===== RECORDS PROVIDED =====

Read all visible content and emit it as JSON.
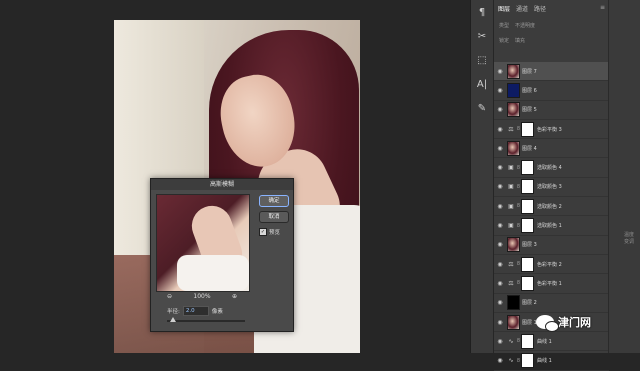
{
  "tabs": [
    "图层",
    "通道",
    "路径"
  ],
  "panel_menu": "≡",
  "filter_row": {
    "type_label": "类型",
    "opacity_label": "不透明度"
  },
  "lock_row": {
    "lock_label": "锁定",
    "fill_label": "填充"
  },
  "tools": [
    "paragraph-icon",
    "scissors-icon",
    "cube-icon",
    "text-a-icon",
    "brush-icon"
  ],
  "tool_glyphs": [
    "¶",
    "✂",
    "⬚",
    "A|",
    "✎"
  ],
  "layers": [
    {
      "name": "图层 7",
      "thumb": "photo",
      "selected": true
    },
    {
      "name": "图层 6",
      "thumb": "navy"
    },
    {
      "name": "图层 5",
      "thumb": "photo"
    },
    {
      "name": "色彩平衡 3",
      "adj": "balance"
    },
    {
      "name": "图层 4",
      "thumb": "photo"
    },
    {
      "name": "选取颜色 4",
      "adj": "selective"
    },
    {
      "name": "选取颜色 3",
      "adj": "selective"
    },
    {
      "name": "选取颜色 2",
      "adj": "selective"
    },
    {
      "name": "选取颜色 1",
      "adj": "selective"
    },
    {
      "name": "图层 3",
      "thumb": "photo"
    },
    {
      "name": "色彩平衡 2",
      "adj": "balance"
    },
    {
      "name": "色彩平衡 1",
      "adj": "balance"
    },
    {
      "name": "图层 2",
      "thumb": "black"
    },
    {
      "name": "图层 1",
      "thumb": "photo"
    },
    {
      "name": "曲线 1",
      "adj": "curves"
    },
    {
      "name": "曲线 1",
      "adj": "curves"
    }
  ],
  "dialog": {
    "title": "高斯模糊",
    "ok": "确定",
    "cancel": "取消",
    "preview_label": "预览",
    "preview_checked": true,
    "zoom_value": "100%",
    "zoom_out": "⊖",
    "zoom_in": "⊕",
    "radius_label": "半径:",
    "radius_value": "2.0",
    "radius_unit": "像素"
  },
  "watermark": "津门网",
  "side_text": "温度变调"
}
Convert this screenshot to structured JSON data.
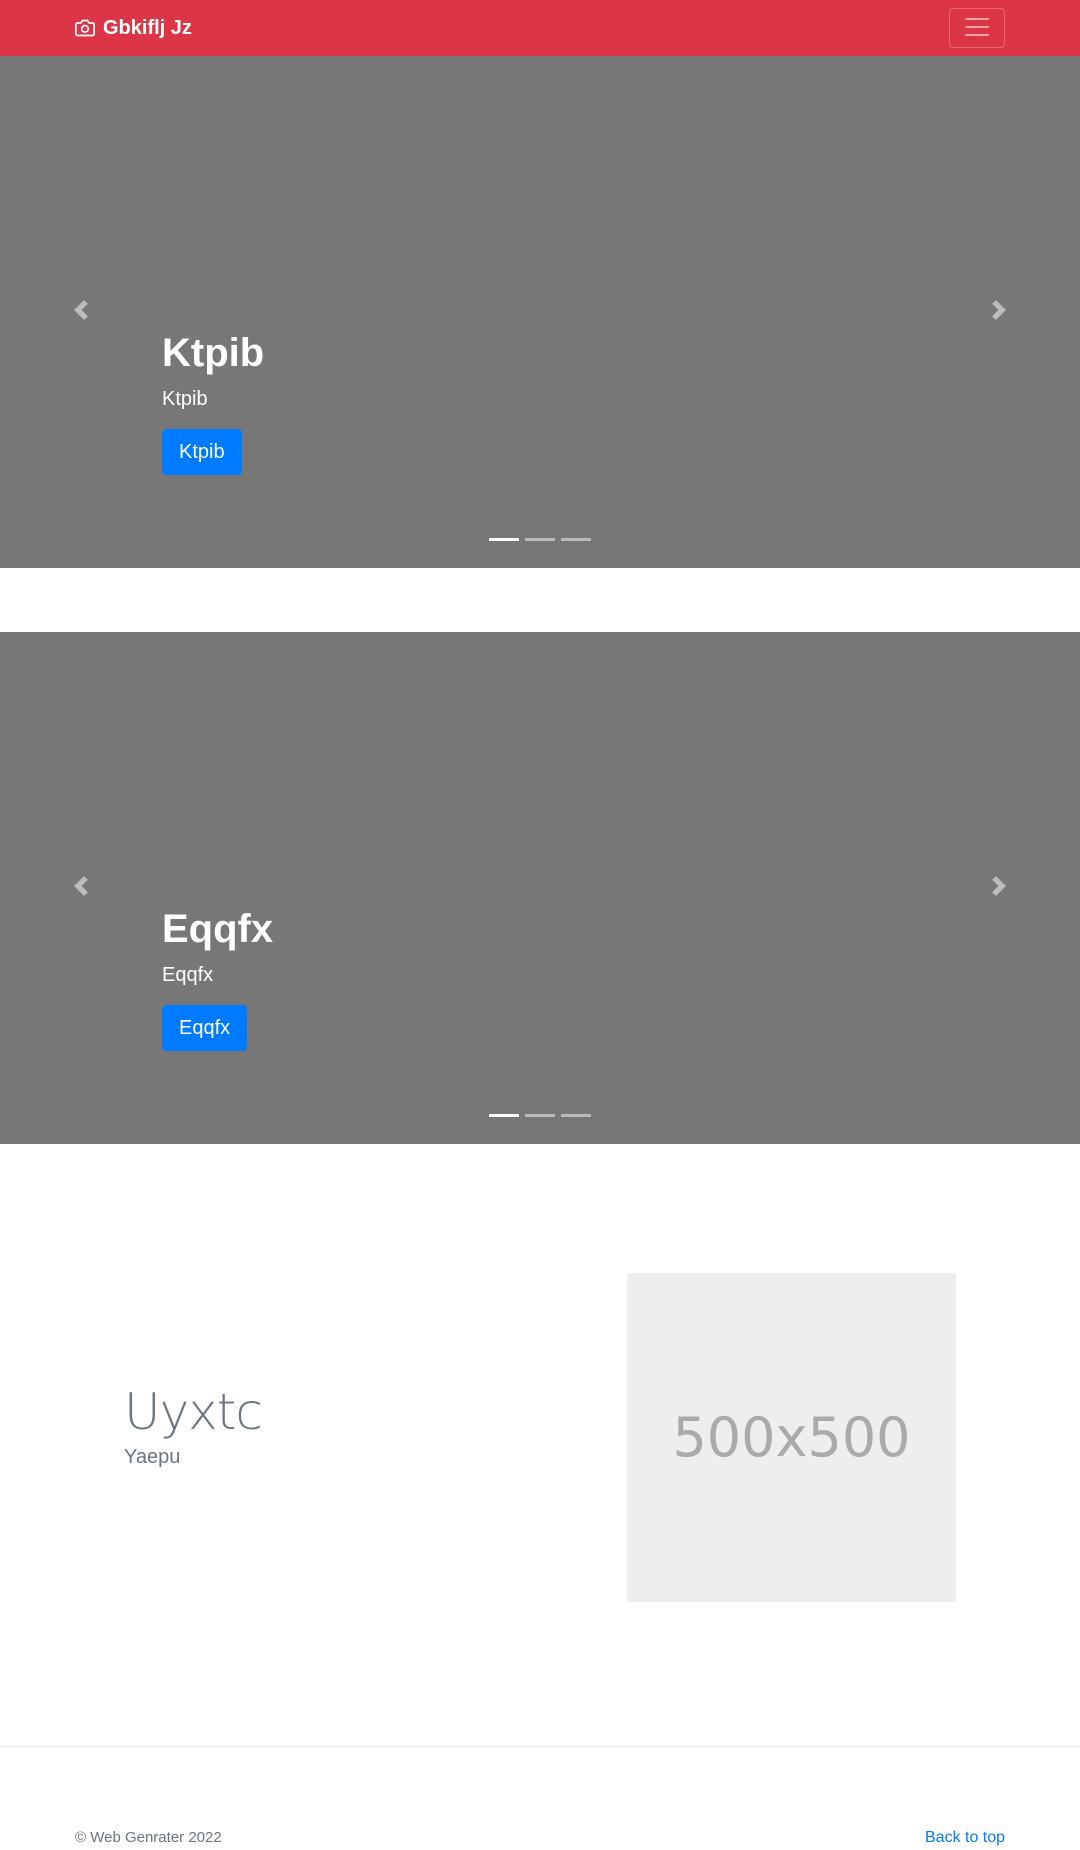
{
  "navbar": {
    "brand": "Gbkiflj Jz",
    "brand_icon": "camera-icon",
    "toggler_icon": "hamburger-icon",
    "background": "#dc3545"
  },
  "carousels": [
    {
      "heading": "Ktpib",
      "text": "Ktpib",
      "button": "Ktpib",
      "indicators": 3,
      "active_indicator": 0
    },
    {
      "heading": "Eqqfx",
      "text": "Eqqfx",
      "button": "Eqqfx",
      "indicators": 3,
      "active_indicator": 0
    }
  ],
  "feature": {
    "title": "Uyxtc",
    "subtitle": "Yaepu",
    "image_placeholder": "500x500"
  },
  "footer": {
    "copyright": "© Web Genrater 2022",
    "back_to_top": "Back to top"
  },
  "colors": {
    "primary": "#007bff",
    "carousel_bg": "#777777",
    "muted": "#6c757d"
  }
}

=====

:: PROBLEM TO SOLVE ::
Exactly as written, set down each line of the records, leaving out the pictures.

:: EXERCISE OUTPUT ::
Read all visible content and emit it as JSON.
{
  "tabs": [
    "图层",
    "通道",
    "路径"
  ],
  "panel_menu": "≡",
  "filter_row": {
    "type_label": "类型",
    "opacity_label": "不透明度"
  },
  "lock_row": {
    "lock_label": "锁定",
    "fill_label": "填充"
  },
  "tools": [
    "paragraph-icon",
    "scissors-icon",
    "cube-icon",
    "text-a-icon",
    "brush-icon"
  ],
  "tool_glyphs": [
    "¶",
    "✂",
    "⬚",
    "A|",
    "✎"
  ],
  "layers": [
    {
      "name": "图层 7",
      "thumb": "photo",
      "selected": true
    },
    {
      "name": "图层 6",
      "thumb": "navy"
    },
    {
      "name": "图层 5",
      "thumb": "photo"
    },
    {
      "name": "色彩平衡 3",
      "adj": "balance"
    },
    {
      "name": "图层 4",
      "thumb": "photo"
    },
    {
      "name": "选取颜色 4",
      "adj": "selective"
    },
    {
      "name": "选取颜色 3",
      "adj": "selective"
    },
    {
      "name": "选取颜色 2",
      "adj": "selective"
    },
    {
      "name": "选取颜色 1",
      "adj": "selective"
    },
    {
      "name": "图层 3",
      "thumb": "photo"
    },
    {
      "name": "色彩平衡 2",
      "adj": "balance"
    },
    {
      "name": "色彩平衡 1",
      "adj": "balance"
    },
    {
      "name": "图层 2",
      "thumb": "black"
    },
    {
      "name": "图层 1",
      "thumb": "photo"
    },
    {
      "name": "曲线 1",
      "adj": "curves"
    },
    {
      "name": "曲线 1",
      "adj": "curves"
    }
  ],
  "dialog": {
    "title": "高斯模糊",
    "ok": "确定",
    "cancel": "取消",
    "preview_label": "预览",
    "preview_checked": true,
    "zoom_value": "100%",
    "zoom_out": "⊖",
    "zoom_in": "⊕",
    "radius_label": "半径:",
    "radius_value": "2.0",
    "radius_unit": "像素"
  },
  "watermark": "津门网",
  "side_text": "温度变调"
}
Convert this screenshot to structured JSON data.
{
  "navbar": {
    "brand": "Gbkiflj Jz",
    "brand_icon": "camera-icon",
    "toggler_icon": "hamburger-icon",
    "background": "#dc3545"
  },
  "carousels": [
    {
      "heading": "Ktpib",
      "text": "Ktpib",
      "button": "Ktpib",
      "indicators": 3,
      "active_indicator": 0
    },
    {
      "heading": "Eqqfx",
      "text": "Eqqfx",
      "button": "Eqqfx",
      "indicators": 3,
      "active_indicator": 0
    }
  ],
  "feature": {
    "title": "Uyxtc",
    "subtitle": "Yaepu",
    "image_placeholder": "500x500"
  },
  "footer": {
    "copyright": "© Web Genrater 2022",
    "back_to_top": "Back to top"
  },
  "colors": {
    "primary": "#007bff",
    "carousel_bg": "#777777",
    "muted": "#6c757d"
  }
}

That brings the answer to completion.